(Entries from a dataset of interfaces)

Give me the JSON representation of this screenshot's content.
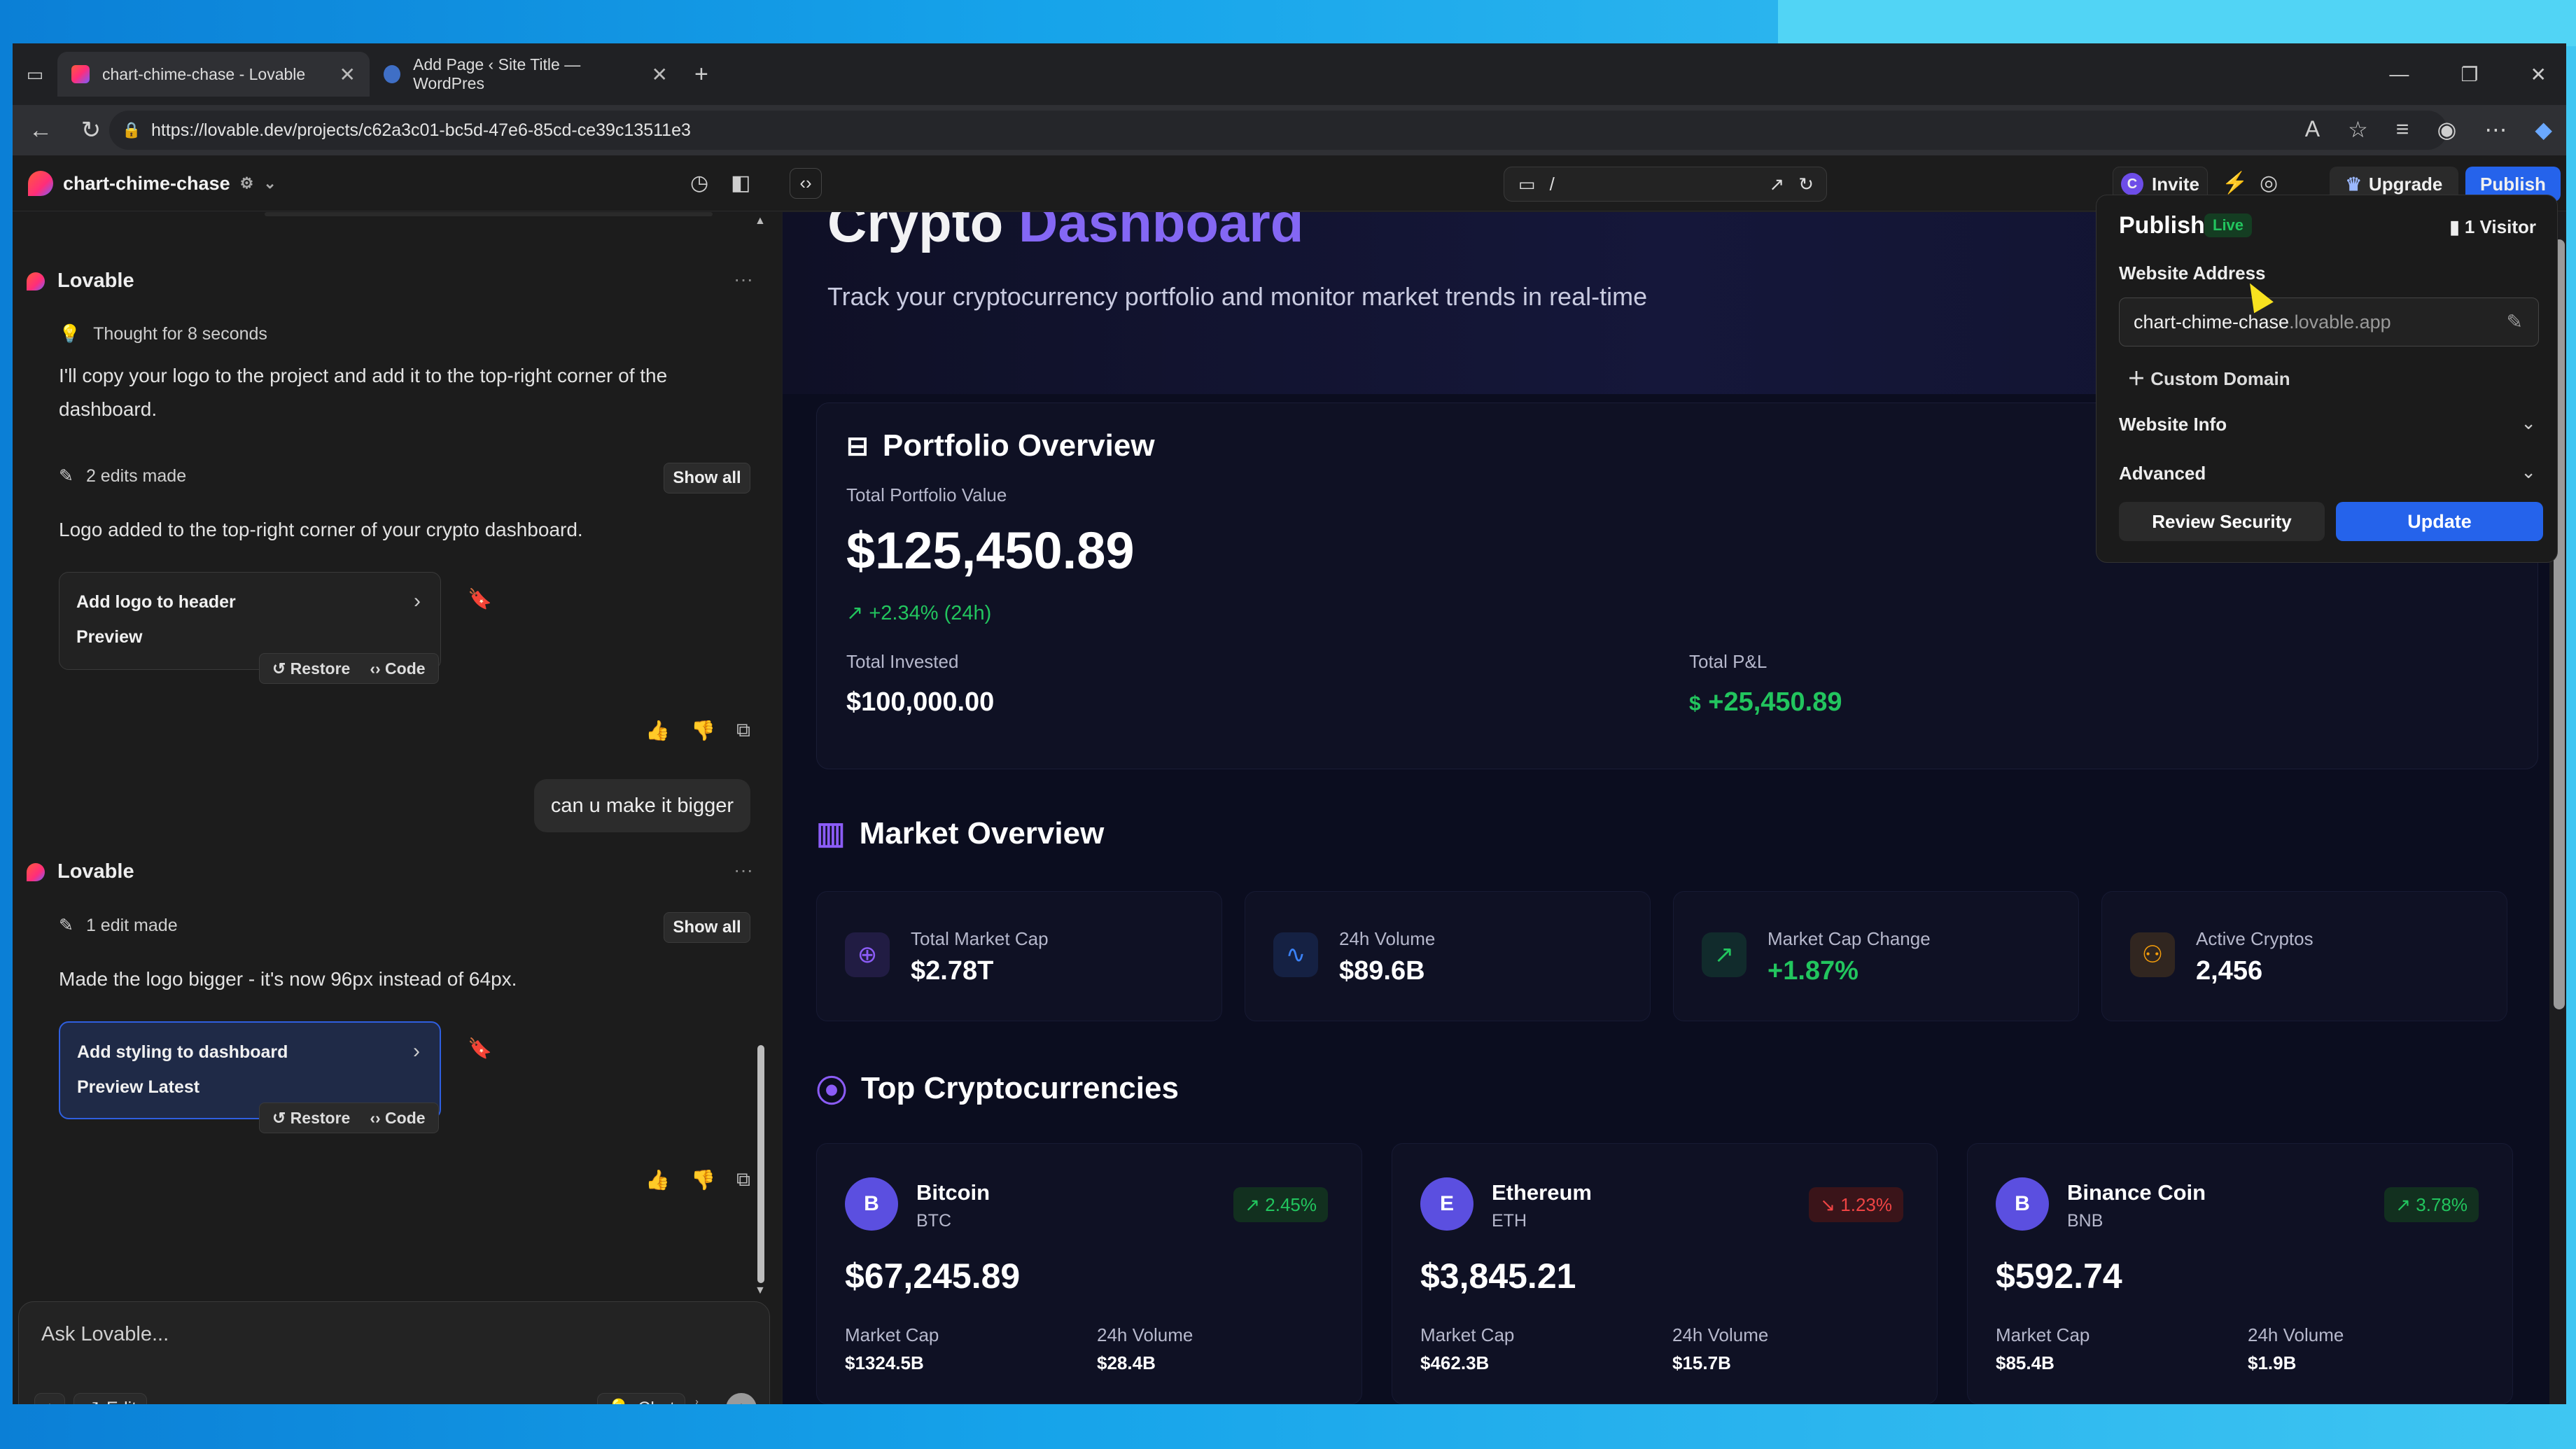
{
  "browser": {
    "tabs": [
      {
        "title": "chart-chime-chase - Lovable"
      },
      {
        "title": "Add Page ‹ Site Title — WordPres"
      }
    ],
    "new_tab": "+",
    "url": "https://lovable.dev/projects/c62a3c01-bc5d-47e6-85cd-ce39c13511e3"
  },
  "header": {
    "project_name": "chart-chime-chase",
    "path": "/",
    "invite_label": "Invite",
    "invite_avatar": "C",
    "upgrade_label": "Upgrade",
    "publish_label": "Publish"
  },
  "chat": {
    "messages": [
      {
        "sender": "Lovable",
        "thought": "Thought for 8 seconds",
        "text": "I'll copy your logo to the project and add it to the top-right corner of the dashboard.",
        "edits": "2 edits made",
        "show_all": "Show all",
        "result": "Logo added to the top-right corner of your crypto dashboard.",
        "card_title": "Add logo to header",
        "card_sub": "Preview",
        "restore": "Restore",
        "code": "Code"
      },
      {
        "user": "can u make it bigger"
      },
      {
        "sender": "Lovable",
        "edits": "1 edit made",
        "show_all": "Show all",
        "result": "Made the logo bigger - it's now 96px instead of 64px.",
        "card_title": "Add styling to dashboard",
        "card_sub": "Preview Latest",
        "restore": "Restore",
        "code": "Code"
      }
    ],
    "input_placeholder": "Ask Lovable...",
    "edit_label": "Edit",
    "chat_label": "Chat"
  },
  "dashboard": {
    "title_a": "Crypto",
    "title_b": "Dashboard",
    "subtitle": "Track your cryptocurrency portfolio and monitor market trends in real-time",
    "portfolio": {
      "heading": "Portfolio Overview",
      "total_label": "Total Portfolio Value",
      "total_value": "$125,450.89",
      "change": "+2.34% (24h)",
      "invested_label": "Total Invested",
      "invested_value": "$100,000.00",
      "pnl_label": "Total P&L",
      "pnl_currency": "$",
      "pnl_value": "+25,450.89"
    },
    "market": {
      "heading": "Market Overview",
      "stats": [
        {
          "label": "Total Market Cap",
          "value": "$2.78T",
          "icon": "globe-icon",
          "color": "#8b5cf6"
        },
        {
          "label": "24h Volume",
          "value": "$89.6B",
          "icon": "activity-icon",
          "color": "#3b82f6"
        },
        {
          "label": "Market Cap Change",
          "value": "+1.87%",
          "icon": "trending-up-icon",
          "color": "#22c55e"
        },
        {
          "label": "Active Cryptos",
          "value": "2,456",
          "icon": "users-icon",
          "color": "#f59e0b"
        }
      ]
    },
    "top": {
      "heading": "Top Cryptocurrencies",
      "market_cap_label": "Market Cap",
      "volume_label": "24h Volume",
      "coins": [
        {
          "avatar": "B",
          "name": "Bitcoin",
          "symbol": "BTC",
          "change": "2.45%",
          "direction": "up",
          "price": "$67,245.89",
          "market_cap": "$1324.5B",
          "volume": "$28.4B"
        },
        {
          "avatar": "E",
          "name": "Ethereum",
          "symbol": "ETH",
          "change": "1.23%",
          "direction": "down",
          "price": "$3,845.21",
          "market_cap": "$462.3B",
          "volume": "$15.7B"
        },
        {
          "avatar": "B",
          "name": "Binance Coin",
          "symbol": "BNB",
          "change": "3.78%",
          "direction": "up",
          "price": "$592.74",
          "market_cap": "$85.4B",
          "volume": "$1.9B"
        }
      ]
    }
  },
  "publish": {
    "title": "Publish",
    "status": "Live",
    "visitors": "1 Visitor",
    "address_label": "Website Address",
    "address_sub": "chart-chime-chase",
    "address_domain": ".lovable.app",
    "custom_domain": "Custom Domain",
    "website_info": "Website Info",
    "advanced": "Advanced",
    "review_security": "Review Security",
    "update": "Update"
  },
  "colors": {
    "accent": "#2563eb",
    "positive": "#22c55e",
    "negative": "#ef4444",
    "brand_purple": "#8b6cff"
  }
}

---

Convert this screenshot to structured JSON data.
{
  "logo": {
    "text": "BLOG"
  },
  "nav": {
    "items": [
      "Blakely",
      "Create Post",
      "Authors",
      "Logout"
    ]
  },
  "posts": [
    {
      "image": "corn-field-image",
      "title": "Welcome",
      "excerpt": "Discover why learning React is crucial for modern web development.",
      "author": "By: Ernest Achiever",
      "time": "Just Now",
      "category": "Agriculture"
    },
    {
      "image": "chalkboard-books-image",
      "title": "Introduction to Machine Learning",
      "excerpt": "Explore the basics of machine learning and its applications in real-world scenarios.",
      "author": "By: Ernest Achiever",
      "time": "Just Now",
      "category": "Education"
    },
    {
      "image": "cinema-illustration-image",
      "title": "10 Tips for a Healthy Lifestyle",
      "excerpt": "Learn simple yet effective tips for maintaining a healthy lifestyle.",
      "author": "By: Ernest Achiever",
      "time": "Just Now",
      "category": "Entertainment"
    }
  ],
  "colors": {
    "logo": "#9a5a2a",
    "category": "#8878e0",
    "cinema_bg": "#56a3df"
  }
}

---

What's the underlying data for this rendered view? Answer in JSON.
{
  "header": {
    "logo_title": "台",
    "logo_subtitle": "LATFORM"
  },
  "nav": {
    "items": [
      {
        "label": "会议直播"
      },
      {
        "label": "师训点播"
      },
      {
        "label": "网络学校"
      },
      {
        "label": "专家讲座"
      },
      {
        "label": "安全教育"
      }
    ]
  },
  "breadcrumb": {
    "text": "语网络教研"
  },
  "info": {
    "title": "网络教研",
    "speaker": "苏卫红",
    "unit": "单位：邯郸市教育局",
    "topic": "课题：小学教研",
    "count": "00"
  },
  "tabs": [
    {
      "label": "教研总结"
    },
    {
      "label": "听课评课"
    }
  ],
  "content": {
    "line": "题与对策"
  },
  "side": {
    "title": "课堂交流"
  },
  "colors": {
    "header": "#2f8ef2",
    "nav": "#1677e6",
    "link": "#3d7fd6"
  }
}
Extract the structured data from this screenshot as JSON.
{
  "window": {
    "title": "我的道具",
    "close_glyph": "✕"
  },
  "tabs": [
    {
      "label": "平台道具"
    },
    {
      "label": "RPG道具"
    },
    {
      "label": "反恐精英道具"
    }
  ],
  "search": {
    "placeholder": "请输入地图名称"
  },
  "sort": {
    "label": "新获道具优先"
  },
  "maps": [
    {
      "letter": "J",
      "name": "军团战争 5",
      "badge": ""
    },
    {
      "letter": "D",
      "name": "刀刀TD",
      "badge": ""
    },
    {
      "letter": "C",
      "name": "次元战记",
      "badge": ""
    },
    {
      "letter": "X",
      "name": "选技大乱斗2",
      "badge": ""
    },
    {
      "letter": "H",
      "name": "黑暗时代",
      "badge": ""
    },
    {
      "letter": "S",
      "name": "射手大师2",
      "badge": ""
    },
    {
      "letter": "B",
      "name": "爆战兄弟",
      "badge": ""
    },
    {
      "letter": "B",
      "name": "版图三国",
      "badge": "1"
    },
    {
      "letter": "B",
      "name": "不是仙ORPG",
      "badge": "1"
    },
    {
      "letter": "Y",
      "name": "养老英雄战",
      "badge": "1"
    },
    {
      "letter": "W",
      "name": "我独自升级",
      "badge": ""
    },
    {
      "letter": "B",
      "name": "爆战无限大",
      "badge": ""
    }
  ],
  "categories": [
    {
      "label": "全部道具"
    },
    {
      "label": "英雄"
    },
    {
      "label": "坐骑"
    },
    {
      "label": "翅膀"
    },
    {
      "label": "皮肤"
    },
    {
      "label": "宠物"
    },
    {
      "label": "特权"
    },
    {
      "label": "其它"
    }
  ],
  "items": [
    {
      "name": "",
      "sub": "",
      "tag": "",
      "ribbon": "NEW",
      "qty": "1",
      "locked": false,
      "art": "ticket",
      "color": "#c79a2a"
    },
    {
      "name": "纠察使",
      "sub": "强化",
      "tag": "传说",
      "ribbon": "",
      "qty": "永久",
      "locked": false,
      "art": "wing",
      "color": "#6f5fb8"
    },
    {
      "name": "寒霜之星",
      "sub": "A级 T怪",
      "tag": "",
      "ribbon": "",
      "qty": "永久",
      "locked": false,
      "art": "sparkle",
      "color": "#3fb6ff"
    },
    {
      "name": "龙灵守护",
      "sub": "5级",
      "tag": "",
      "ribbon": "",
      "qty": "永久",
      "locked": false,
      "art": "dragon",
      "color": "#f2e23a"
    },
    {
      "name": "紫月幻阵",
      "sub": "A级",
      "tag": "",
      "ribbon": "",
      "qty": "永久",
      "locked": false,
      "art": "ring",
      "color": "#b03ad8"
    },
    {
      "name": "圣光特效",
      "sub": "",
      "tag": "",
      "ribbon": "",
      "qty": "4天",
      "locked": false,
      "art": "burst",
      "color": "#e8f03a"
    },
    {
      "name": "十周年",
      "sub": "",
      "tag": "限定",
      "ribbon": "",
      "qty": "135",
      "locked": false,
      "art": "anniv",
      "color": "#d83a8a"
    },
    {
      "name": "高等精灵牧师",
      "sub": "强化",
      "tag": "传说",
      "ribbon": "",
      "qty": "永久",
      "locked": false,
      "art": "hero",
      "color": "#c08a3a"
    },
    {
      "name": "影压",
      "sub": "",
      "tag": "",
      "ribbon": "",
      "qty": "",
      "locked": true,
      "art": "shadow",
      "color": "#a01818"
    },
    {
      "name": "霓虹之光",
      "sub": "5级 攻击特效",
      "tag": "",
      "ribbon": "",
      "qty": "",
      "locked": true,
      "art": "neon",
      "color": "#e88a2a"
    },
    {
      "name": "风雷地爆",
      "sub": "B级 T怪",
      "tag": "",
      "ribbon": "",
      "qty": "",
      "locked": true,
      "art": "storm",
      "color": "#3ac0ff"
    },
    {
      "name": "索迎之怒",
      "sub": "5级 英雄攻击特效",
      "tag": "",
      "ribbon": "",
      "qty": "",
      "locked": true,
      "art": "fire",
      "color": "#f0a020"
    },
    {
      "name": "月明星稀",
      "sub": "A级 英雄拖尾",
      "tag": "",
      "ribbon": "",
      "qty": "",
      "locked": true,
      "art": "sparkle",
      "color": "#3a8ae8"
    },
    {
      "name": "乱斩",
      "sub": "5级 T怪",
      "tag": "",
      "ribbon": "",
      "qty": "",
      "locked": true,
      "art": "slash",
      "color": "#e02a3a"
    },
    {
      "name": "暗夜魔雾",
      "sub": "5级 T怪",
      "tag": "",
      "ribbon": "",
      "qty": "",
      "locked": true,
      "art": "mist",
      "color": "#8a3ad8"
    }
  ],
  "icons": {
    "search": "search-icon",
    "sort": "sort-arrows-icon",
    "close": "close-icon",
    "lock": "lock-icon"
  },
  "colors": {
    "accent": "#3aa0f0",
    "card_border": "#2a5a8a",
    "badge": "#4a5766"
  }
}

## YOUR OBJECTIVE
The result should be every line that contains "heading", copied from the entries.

## YOUR SOLUTION
      "heading": "Portfolio Overview",
      "heading": "Market Overview",
      "heading": "Top Cryptocurrencies",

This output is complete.